Your comments are welcome...thanks.
|12-10-2008 05:59 PM|
Suspension Advice Needed!
I recently purchased my first wrangler, 97 sport, and have been enjoying it thoroughly. There was a bunch of lateral sway and the nose dove when I slammed on the brakes...time for new shocks...right. I don't have the tools or inclination to do my own work anymore so I took it to a Les Schwab to have the work done. They installed a 2 inch lift kit with Mountain Ryder Extreme Foam Cell Technology shocks. My old symptoms improved but now I have a whole new set of problems.
The guys at Les Schwab told me that stiffer shocks meant the ride would be rougher, more jarring, with a faster response time that would be less comfortable than stock shocks. I had no problem with more jarring; HOWEVER, they didn't tell me how much bounce I would have after going over the bump or dip in the road. It's not too bad when going slow, but on the highway at 60 mph the bounce is terrible.
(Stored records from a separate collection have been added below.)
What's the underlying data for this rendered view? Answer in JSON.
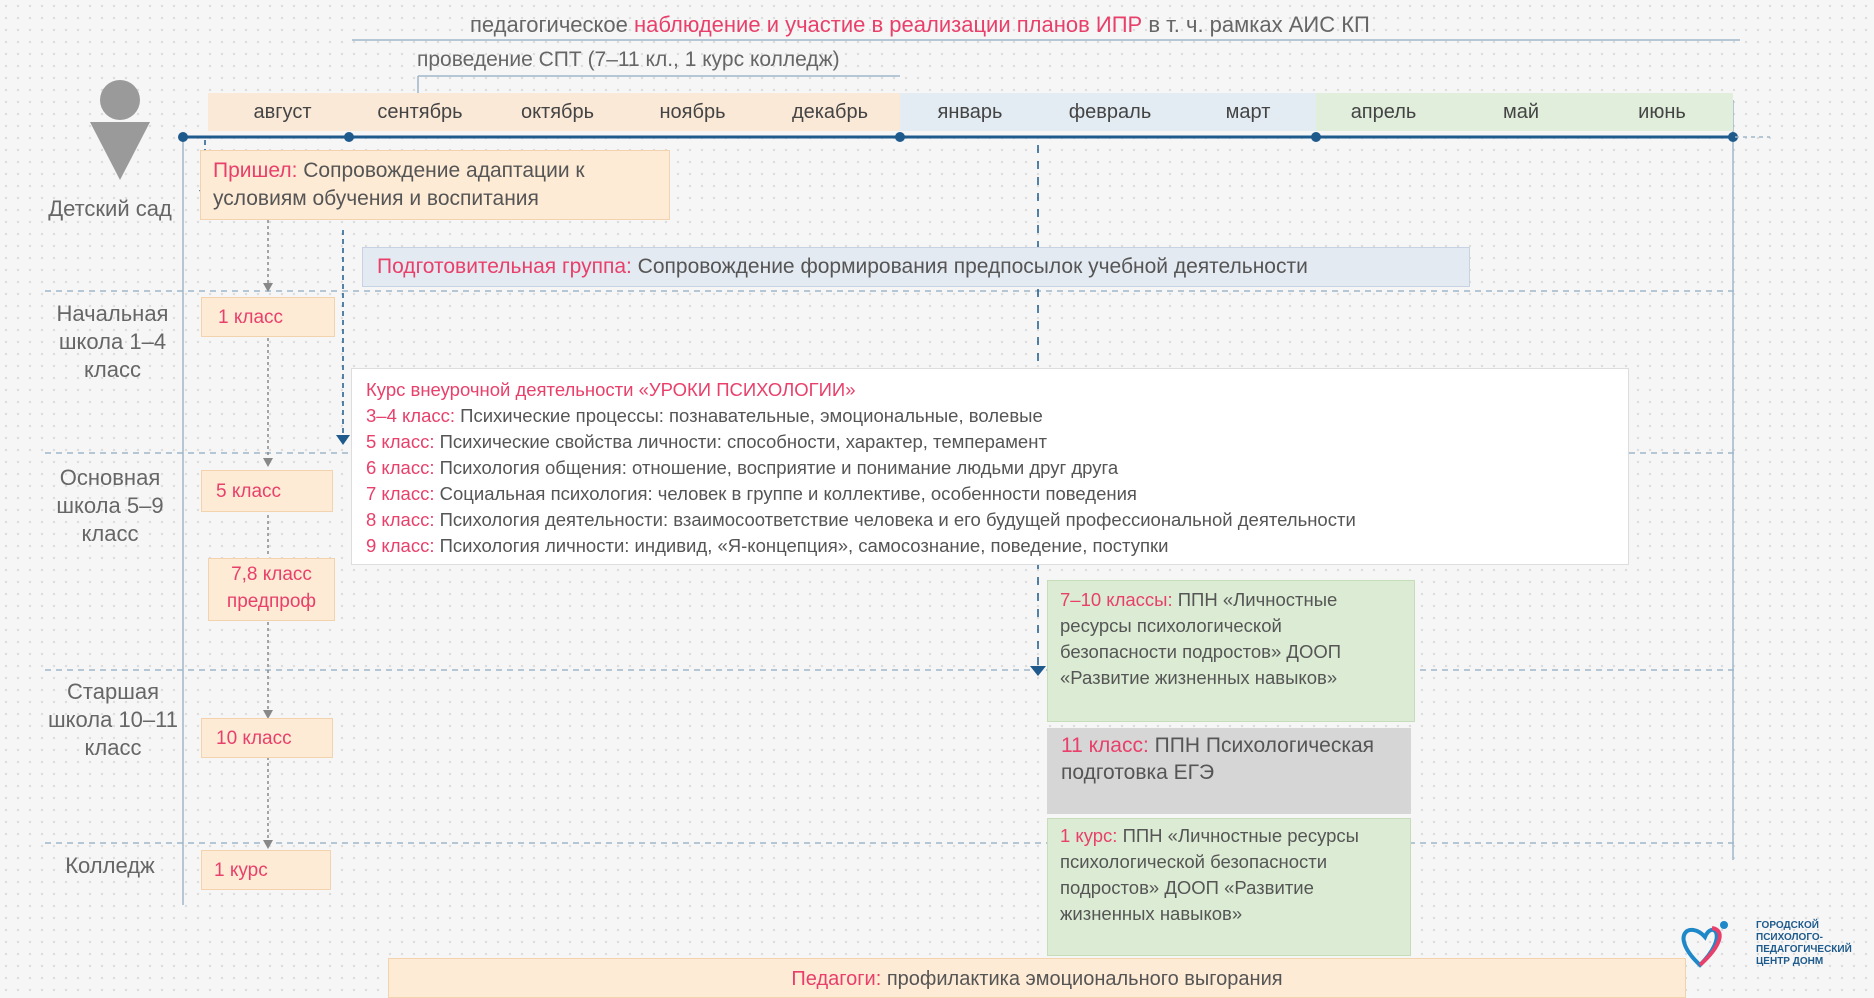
{
  "header": {
    "line1_pre": "педагогическое ",
    "line1_hl": "наблюдение и участие в реализации планов ИПР",
    "line1_post": " в т. ч. рамках АИС КП",
    "line2": "проведение СПТ (7–11 кл., 1 курс колледж)"
  },
  "months": [
    "август",
    "сентябрь",
    "октябрь",
    "ноябрь",
    "декабрь",
    "январь",
    "февраль",
    "март",
    "апрель",
    "май",
    "июнь"
  ],
  "levels": {
    "kindergarten": "Детский сад",
    "primary": "Начальная школа 1–4 класс",
    "basic": "Основная школа 5–9 класс",
    "senior": "Старшая школа 10–11 класс",
    "college": "Колледж"
  },
  "stages": {
    "came": {
      "hl": "Пришел:",
      "text": " Сопровождение адаптации к условиям обучения и воспитания"
    },
    "grade1": "1 класс",
    "grade5": "5 класс",
    "grade78": "7,8 класс предпроф",
    "grade10": "10 класс",
    "course1": "1 курс"
  },
  "prep_group": {
    "hl": "Подготовительная группа:",
    "text": " Сопровождение формирования предпосылок учебной деятельности"
  },
  "course_box": {
    "title": "Курс внеурочной деятельности «УРОКИ ПСИХОЛОГИИ»",
    "rows": [
      {
        "hl": "3–4 класс:",
        "text": " Психические процессы: познавательные, эмоциональные, волевые"
      },
      {
        "hl": "5 класс:",
        "text": " Психические свойства личности: способности, характер, темперамент"
      },
      {
        "hl": "6 класс:",
        "text": " Психология общения: отношение, восприятие и понимание людьми друг друга"
      },
      {
        "hl": "7 класс:",
        "text": " Социальная психология: человек в группе и коллективе, особенности поведения"
      },
      {
        "hl": "8 класс:",
        "text": " Психология деятельности: взаимосоответствие человека и его будущей профессиональной деятельности"
      },
      {
        "hl": "9 класс:",
        "text": " Психология личности: индивид, «Я-концепция», самосознание, поведение, поступки"
      }
    ]
  },
  "ppn_7_10": {
    "hl": "7–10 классы:",
    "text": " ППН «Личностные ресурсы психологической безопасности подростов» ДООП «Развитие жизненных навыков»"
  },
  "ppn_11": {
    "hl": "11 класс:",
    "text": " ППН Психологическая подготовка ЕГЭ"
  },
  "ppn_course1": {
    "hl": "1 курс:",
    "text": " ППН «Личностные ресурсы психологической безопасности подростов» ДООП «Развитие жизненных навыков»"
  },
  "teachers": {
    "hl": "Педагоги:",
    "text": " профилактика эмоционального выгорания"
  },
  "logo": {
    "text": "ГОРОДСКОЙ ПСИХОЛОГО-ПЕДАГОГИЧЕСКИЙ ЦЕНТР ДОНМ"
  },
  "colors": {
    "accent": "#e8406a",
    "peach": "#fdebd6",
    "green": "#dcecd4",
    "blue": "#e4eaf2",
    "line": "#1e5a8c"
  }
}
I'll feel the first bump but then it continues to bounce at least 2 times, maybe three. The bounce occurs even when there is no bump...for just a dip in the road. The road can look perfectly flat but I'll still bounce up and down. Let's put it this way...the worst Uhaul truck I ever drove was a better ride then this....now that's bad.
So my question is: IS THIS NORMAL? Does stiffer shocks mean I'll bounce down the highway instead of ride? It does not sway or noze dive anymore, but now I'm wondering if I could stay in the seat under an extreme handling situation where avoiding a crash was necessary. I could put on softer shocks...but it's more $$ that way too. During the decision process, we went over my usage of the Jeep and I explained how I'm not going off road and travel on the highway 5 days a week. With this in mind, if stiffer shocks means more bounce....then... I would think they should bare some of the responsibility for putting me into something that obviously won't work for my driving.
Another symptom: When I jump up and down on the corner (any corner) bumper (bounce test) there is a hissing sound coming from each of the shocks. Is this normal? No oil can be seen.
Thanks in advance for your advice....